NAT Panel Discussion 2- Dh SkyRun 2019-1571831425980
Insights into participation numbers and other key data related to the upcoming race were announced at a press briefing today organised by Dubai Holding at Jumeirah Emirates Towers. Speakers included Khalid Al Awar, Director of Sports Events, Dubai Sports Council; Jessica Kodan, Events and Community Engagement Manager, Dubai Holding; Marcus Sutton, General Manager of Jumeirah Emirates Towers; Hammed Sahraoui, General Manager – Talise Fitness & Spa Jumeirah Emirates Towers; Piotr Lobodzinski, Vertical World Circuit Elite Runner and Champion of 2016 and 2017 Dubai Holding SkyRun; and Sarah Frost, Vertical World Circuit Elite Runner Image Credit:

Dubai: Tower running might just be the perfect sport for those looking to complete the Dubai Fitness Challenge, according to two-time Dubai Holding Sky Run winner Piotr Lobdonzinski.

“It’s a very easy sport to take up because almost all people here live or work in high rise buildings,” said the 34-year-old Pole speaking to Gulf News ahead of Friday’s stairwell race at Jumeirah Emirates Towers, which is part of the month-long challenge to complete 30 minutes of exercise for 30 days.

“You can train and compete in an air conditioned climate, all you need is shorts, t-shirt and trainers, and it doesn’t take that long, so it’s the perfect sport for those living in big cities who don’t have much time on their hands.”

Lobdonzinski won the past two editions of this event, which will see 450 people run 265-metres up 1,334 steps over 52 floors on Friday from 7am. He also holds the track record of seven minutes and 9 seconds.

“I’d compare it to rowing,” he said of its difficulty rating. “The blood lactate levels are very high and it affects all muscle groups, not just your legs. Over a flat distance you feel good for 70 per cent of the race and then struggle with the last 30 per cent, but with this it’s the opposite, after the first 30 per cent you start to suffer and then for the last 70 per cent you have to fight you mind and push hard not to give up before the finish.”

Britain’s Sarah Frost, 26, another of the elite runners, of which there will be 18 this weekend, added, “It’s also a very low impact sport because you are going against gravity so spend most of your time not actually running but walking very fast.”

Lobdonzinski agreed, “While doing it your heart rate will be very fast and you will struggle, but five minutes after finishing you will be fine again and can run again the next day because it doesn’t destroy your muscles.
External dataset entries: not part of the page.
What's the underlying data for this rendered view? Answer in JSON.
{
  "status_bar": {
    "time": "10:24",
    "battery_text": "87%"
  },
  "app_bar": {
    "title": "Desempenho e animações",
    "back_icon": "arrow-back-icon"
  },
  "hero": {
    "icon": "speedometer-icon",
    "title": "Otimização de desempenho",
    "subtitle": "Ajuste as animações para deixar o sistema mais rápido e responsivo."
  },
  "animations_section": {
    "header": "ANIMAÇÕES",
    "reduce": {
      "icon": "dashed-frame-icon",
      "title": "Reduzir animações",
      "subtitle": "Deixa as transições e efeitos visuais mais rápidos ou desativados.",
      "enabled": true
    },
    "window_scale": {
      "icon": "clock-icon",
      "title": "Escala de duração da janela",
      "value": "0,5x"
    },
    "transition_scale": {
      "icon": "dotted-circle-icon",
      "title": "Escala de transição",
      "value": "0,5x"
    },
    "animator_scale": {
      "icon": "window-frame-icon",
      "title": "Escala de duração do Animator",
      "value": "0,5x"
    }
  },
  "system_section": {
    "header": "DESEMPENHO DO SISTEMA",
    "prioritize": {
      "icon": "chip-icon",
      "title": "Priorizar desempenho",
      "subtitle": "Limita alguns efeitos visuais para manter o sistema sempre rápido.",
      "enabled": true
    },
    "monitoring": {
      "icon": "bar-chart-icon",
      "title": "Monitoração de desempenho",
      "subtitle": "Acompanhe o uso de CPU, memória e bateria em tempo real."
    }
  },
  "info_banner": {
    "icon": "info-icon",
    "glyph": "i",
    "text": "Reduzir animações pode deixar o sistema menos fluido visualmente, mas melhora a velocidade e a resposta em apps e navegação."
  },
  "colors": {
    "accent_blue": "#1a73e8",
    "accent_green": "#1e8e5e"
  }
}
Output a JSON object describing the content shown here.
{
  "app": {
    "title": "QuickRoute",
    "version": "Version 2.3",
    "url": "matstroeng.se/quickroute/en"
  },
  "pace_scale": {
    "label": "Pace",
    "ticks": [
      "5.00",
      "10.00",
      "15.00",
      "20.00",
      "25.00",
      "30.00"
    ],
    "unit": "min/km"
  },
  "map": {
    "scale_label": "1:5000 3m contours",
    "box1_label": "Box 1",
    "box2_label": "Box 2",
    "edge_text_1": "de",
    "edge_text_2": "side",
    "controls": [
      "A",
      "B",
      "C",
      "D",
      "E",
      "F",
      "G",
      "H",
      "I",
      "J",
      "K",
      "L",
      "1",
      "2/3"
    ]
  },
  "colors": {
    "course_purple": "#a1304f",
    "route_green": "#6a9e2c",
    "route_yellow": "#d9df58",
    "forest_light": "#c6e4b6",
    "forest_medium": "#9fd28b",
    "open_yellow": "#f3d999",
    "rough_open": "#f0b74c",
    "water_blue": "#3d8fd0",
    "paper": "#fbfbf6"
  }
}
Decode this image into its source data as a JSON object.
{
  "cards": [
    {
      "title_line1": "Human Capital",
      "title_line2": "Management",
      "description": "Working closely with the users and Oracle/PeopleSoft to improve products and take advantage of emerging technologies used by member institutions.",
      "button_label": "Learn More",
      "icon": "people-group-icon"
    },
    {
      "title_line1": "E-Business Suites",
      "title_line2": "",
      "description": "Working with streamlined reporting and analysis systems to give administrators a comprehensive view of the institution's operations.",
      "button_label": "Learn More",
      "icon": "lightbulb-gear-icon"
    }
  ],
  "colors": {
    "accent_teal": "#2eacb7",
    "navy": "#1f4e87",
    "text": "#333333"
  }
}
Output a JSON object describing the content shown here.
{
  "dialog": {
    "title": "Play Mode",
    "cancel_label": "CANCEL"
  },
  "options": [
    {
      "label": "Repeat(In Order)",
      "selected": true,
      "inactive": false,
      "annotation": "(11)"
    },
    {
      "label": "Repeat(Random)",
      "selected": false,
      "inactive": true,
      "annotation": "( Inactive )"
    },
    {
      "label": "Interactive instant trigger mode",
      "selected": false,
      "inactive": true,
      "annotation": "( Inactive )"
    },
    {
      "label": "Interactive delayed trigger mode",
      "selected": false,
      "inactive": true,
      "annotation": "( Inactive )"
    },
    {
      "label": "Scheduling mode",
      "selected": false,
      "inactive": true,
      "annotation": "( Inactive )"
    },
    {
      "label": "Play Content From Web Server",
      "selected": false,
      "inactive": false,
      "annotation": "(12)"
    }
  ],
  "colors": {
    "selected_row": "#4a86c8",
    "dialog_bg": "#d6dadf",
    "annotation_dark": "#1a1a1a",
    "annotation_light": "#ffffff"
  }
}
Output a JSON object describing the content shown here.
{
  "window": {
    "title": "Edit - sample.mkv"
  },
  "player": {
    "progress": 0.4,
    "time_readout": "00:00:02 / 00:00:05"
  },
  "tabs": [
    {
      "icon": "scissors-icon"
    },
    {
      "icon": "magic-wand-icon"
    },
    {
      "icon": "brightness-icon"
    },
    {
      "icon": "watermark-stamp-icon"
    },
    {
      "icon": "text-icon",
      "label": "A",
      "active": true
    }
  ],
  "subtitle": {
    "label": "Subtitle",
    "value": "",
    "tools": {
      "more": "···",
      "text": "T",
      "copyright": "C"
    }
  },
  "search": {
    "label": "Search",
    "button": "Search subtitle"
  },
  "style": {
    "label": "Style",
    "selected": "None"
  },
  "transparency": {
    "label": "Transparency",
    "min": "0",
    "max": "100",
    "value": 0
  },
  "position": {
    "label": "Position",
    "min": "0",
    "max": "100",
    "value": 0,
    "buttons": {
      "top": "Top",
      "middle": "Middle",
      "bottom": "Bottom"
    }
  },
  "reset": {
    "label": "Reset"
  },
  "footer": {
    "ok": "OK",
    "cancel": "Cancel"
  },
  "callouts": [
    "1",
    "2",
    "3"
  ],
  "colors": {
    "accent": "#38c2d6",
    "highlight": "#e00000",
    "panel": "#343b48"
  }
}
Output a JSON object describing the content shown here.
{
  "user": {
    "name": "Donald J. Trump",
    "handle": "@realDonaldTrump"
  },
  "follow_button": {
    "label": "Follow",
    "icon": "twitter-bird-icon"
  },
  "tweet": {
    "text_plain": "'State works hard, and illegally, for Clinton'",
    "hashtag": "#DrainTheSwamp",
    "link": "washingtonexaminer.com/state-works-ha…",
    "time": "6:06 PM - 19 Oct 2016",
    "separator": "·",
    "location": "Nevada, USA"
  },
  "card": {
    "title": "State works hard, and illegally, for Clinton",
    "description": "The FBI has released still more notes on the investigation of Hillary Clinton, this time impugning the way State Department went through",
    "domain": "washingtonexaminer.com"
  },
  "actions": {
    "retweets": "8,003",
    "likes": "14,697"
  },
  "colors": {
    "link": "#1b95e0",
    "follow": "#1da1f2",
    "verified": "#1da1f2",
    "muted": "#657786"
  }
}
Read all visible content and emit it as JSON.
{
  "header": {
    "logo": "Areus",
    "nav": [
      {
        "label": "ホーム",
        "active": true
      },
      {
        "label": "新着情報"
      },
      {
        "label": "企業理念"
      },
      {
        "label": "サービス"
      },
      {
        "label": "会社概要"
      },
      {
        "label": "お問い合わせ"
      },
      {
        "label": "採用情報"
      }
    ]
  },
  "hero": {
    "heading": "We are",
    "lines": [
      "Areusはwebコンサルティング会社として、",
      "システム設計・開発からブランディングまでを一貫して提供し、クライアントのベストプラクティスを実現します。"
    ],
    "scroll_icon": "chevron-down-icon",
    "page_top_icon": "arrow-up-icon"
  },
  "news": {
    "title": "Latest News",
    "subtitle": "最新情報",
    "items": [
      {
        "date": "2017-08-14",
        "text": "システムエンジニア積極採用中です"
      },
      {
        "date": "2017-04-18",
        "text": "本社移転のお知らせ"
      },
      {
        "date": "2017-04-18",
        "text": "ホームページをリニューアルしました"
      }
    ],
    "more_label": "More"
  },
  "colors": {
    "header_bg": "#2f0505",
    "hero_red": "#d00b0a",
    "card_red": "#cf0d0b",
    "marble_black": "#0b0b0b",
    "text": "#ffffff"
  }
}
There’s a very quick recovery time.”

This is the 16th edition of the race and Dubai is the sixth highest building in the 11-stage Vertical World Circuit, which includes events in Seoul, Hong Kong, New York, Ho Chi Minh, Beijing, Dubai, Osaka, Shanghai, Paris, Milan and London.

Prize money of Dh15,000 will be split between the top three in men’s, women’s and team categories. Registration is still open via and costs Dh250 with funds raised going to the Al Jalila Foundation to combat childhood obesity.